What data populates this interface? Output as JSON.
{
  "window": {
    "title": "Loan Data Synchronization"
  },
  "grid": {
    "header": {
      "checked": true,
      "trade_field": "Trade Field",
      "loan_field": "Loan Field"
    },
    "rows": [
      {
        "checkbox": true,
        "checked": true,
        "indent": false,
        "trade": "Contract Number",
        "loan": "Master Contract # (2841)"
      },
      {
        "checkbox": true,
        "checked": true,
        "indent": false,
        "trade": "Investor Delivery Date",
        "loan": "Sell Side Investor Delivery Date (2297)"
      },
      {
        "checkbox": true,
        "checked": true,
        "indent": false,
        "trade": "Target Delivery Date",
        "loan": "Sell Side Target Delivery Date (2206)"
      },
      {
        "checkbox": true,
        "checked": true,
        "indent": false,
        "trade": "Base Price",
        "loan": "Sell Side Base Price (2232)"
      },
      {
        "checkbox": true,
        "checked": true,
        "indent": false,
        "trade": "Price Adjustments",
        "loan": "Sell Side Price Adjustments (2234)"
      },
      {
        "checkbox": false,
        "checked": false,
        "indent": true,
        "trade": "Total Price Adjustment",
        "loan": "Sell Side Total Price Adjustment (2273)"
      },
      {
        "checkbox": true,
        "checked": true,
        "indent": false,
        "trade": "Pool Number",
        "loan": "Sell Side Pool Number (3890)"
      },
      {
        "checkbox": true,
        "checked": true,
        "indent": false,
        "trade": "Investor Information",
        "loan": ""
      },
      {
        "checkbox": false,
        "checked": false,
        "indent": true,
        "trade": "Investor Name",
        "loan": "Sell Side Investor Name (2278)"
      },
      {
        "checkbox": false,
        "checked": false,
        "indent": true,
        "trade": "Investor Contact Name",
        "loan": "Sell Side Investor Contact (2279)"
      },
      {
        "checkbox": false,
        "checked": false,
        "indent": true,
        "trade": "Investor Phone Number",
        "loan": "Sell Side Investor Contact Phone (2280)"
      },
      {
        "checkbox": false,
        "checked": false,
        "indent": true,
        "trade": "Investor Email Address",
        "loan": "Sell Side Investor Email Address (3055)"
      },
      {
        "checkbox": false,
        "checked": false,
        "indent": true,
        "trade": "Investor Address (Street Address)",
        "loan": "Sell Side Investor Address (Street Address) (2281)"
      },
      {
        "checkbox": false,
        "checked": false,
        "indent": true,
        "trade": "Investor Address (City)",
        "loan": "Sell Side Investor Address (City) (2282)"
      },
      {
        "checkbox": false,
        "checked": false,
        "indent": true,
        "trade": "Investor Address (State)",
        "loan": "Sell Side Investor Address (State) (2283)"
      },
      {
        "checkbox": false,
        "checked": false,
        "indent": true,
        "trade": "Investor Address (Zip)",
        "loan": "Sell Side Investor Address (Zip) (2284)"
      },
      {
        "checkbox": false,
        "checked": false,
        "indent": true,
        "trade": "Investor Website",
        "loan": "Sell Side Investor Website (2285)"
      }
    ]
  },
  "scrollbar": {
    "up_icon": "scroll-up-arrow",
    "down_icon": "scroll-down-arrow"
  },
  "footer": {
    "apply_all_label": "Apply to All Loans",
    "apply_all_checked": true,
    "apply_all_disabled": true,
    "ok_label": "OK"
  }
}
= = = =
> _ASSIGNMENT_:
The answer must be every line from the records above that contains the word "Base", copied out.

> _SOLUTION_:
        "trade": "Base Price",
        "loan": "Sell Side Base Price (2232)"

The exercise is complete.